> Your goal: Only the lines with "this" in the entries below belong in the answer; please copy them.

> Supplied material:
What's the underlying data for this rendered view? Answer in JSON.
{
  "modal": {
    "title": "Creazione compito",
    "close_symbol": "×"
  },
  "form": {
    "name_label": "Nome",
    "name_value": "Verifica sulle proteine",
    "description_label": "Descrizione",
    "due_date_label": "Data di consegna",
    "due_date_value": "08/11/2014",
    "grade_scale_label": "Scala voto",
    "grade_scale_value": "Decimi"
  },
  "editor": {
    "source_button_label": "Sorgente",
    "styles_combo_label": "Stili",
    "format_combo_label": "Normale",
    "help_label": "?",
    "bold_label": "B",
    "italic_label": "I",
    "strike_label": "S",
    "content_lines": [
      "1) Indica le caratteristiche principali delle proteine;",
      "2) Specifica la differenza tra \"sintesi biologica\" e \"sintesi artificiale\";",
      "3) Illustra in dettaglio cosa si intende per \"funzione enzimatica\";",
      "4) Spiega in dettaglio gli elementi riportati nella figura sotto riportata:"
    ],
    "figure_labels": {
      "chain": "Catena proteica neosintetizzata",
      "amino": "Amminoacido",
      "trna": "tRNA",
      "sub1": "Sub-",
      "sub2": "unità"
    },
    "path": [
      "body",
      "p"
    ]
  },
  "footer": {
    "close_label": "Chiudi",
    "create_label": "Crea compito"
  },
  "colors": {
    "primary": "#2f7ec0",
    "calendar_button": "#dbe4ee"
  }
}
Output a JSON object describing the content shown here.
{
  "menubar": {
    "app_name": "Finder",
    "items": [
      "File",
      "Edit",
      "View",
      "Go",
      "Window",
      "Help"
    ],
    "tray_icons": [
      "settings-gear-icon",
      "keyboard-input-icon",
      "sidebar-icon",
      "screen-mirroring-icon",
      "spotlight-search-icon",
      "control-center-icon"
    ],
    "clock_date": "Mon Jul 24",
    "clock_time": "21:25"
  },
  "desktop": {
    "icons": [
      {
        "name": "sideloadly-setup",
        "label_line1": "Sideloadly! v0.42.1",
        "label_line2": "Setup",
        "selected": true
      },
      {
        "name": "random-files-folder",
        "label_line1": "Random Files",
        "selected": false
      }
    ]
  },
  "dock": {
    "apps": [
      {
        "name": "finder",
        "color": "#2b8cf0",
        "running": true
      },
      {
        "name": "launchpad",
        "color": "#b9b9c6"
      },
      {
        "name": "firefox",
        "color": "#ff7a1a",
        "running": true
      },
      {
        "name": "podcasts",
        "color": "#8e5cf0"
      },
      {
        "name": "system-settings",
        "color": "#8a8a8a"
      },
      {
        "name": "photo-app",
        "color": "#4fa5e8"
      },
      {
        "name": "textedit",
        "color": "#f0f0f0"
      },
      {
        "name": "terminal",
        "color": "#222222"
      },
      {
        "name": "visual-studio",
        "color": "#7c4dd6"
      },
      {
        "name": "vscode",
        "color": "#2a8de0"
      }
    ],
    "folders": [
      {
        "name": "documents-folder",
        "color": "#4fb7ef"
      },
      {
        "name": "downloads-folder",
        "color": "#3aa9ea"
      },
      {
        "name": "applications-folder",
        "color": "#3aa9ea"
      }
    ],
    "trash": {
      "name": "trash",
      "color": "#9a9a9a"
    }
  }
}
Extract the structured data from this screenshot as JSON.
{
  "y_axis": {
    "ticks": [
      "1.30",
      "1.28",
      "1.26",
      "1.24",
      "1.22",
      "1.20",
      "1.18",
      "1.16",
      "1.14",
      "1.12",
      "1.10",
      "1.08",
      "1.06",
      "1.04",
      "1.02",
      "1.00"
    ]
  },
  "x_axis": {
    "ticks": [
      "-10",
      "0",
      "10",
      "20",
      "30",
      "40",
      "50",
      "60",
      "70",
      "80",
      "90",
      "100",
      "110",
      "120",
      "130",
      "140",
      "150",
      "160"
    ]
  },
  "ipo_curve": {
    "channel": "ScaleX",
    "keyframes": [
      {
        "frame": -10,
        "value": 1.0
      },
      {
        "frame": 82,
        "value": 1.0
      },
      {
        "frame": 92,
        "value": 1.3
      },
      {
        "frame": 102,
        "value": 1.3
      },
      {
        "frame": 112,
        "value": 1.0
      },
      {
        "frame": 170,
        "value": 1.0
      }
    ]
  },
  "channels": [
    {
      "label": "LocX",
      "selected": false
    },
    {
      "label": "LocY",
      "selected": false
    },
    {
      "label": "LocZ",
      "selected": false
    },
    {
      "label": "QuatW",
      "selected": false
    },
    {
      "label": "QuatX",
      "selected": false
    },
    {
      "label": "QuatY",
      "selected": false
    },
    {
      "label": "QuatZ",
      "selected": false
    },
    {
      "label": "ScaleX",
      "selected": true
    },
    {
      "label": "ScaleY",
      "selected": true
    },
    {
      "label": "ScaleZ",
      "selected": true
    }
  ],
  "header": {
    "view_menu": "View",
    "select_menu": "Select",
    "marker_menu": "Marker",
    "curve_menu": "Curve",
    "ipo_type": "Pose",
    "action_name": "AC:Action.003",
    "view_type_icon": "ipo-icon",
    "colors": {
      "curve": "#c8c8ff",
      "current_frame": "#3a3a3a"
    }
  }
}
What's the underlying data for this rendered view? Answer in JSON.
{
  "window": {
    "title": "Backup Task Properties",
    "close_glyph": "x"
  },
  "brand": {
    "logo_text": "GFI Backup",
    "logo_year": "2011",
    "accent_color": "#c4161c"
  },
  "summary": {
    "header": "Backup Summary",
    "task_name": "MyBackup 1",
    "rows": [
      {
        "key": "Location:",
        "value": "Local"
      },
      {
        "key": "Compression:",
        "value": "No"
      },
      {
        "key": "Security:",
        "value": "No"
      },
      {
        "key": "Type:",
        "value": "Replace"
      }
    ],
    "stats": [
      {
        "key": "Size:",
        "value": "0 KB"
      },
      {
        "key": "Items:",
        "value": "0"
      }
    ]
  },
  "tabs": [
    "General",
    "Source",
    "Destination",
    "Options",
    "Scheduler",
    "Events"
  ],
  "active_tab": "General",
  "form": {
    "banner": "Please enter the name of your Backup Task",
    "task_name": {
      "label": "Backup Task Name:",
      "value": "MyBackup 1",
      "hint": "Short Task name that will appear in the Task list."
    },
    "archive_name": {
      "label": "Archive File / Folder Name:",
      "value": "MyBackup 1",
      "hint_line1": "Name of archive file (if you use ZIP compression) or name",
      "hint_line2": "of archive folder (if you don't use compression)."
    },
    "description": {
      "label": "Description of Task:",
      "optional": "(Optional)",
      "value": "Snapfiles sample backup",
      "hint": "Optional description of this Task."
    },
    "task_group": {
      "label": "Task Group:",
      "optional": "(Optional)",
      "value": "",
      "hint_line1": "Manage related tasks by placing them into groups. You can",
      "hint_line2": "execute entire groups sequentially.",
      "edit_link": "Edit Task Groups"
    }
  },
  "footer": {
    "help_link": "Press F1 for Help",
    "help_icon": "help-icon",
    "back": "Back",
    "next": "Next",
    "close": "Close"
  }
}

> Task solution:
What's the underlying data for this rendered view? Answer in JSON.
Extract the structured data from this screenshot as JSON.
What's the underlying data for this rendered view? Answer in JSON.
      "hint": "Optional description of this Task."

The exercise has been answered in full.